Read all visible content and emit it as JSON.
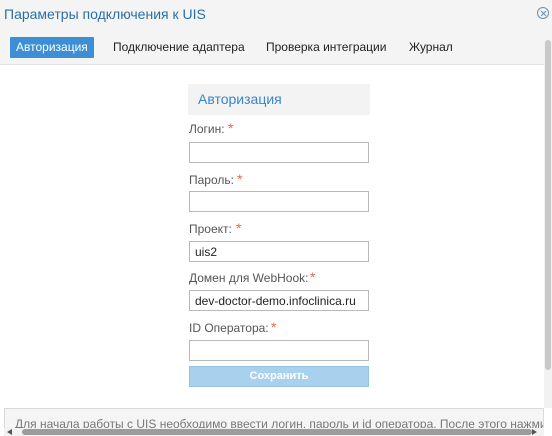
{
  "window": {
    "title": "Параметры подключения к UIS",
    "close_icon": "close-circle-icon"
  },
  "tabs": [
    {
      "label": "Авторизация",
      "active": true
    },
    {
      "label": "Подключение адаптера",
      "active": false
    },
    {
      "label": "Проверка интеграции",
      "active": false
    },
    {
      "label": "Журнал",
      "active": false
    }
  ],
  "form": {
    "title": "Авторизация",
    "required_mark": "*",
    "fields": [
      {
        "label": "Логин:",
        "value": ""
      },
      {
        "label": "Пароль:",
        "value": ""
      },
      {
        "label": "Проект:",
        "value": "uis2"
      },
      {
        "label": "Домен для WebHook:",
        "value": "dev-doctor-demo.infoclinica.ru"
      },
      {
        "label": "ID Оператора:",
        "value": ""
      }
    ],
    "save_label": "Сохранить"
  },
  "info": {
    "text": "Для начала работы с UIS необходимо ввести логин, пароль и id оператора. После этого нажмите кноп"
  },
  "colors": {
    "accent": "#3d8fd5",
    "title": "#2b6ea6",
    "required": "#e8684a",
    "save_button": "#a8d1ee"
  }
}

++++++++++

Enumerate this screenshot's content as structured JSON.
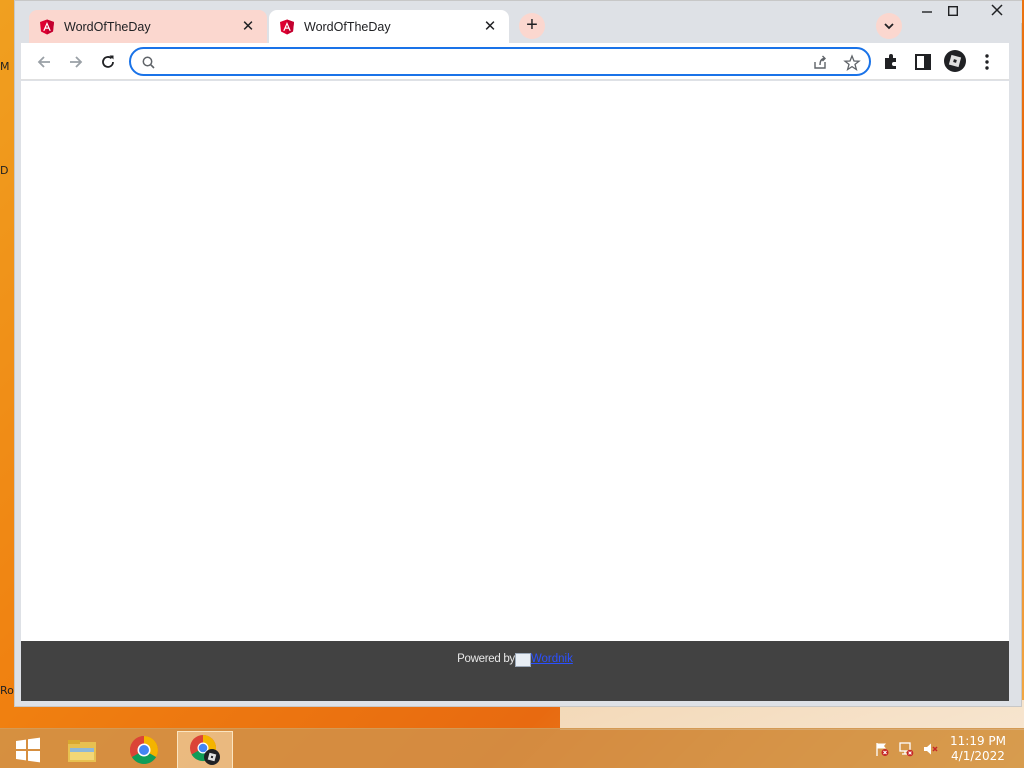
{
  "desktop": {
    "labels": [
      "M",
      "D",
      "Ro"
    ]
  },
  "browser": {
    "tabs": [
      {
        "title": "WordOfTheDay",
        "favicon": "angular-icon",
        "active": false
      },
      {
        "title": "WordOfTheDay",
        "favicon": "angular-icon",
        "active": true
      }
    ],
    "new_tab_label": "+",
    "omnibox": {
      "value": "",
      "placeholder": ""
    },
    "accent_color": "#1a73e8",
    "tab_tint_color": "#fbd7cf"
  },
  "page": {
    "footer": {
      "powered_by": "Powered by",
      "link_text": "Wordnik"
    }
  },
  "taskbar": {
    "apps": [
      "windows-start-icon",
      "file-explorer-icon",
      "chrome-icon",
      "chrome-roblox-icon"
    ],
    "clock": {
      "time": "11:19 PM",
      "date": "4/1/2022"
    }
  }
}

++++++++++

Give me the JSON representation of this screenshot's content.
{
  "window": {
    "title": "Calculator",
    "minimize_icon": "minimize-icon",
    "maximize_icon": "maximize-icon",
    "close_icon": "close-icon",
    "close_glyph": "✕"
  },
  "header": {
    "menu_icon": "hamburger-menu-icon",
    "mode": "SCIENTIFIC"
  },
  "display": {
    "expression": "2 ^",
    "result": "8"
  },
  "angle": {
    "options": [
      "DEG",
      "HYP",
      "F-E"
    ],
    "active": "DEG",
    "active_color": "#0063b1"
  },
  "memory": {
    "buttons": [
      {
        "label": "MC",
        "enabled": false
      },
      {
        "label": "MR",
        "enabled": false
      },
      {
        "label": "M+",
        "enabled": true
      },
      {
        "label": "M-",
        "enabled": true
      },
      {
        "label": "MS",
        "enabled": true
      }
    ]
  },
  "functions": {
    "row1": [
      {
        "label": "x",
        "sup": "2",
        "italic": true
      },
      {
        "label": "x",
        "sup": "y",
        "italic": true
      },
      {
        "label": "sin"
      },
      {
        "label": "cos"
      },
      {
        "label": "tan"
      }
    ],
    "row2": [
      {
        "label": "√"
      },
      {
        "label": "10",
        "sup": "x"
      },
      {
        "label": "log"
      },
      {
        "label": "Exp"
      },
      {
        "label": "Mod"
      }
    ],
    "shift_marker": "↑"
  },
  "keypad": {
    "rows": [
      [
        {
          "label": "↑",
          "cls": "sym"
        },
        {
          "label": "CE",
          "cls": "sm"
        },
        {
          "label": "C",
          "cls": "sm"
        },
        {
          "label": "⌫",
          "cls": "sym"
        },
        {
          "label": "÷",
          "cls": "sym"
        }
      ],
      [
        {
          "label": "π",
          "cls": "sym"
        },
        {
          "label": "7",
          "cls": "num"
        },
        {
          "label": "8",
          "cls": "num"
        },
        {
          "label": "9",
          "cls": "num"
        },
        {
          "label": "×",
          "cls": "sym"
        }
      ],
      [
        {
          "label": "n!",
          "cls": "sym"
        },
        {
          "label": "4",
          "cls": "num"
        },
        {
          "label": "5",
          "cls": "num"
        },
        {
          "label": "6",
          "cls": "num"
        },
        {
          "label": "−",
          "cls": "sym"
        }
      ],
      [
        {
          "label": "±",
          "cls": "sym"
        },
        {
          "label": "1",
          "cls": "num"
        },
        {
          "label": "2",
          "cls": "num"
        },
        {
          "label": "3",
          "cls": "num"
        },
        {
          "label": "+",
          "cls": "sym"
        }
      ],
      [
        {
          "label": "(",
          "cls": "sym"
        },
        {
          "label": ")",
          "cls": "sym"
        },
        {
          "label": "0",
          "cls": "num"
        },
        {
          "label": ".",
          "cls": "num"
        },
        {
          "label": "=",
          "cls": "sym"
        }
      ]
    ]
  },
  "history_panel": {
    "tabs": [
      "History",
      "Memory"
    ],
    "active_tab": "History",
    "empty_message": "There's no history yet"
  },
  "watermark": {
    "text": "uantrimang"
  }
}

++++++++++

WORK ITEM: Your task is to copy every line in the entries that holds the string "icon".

TASK RESPONSE:
    "close_icon": "close-circle-icon"
        "favicon": "angular-icon",
        "favicon": "angular-icon",
      "windows-start-icon",
      "file-explorer-icon",
      "chrome-icon",
      "chrome-roblox-icon"
    "minimize_icon": "minimize-icon",
    "maximize_icon": "maximize-icon",
    "close_icon": "close-icon",
    "menu_icon": "hamburger-menu-icon",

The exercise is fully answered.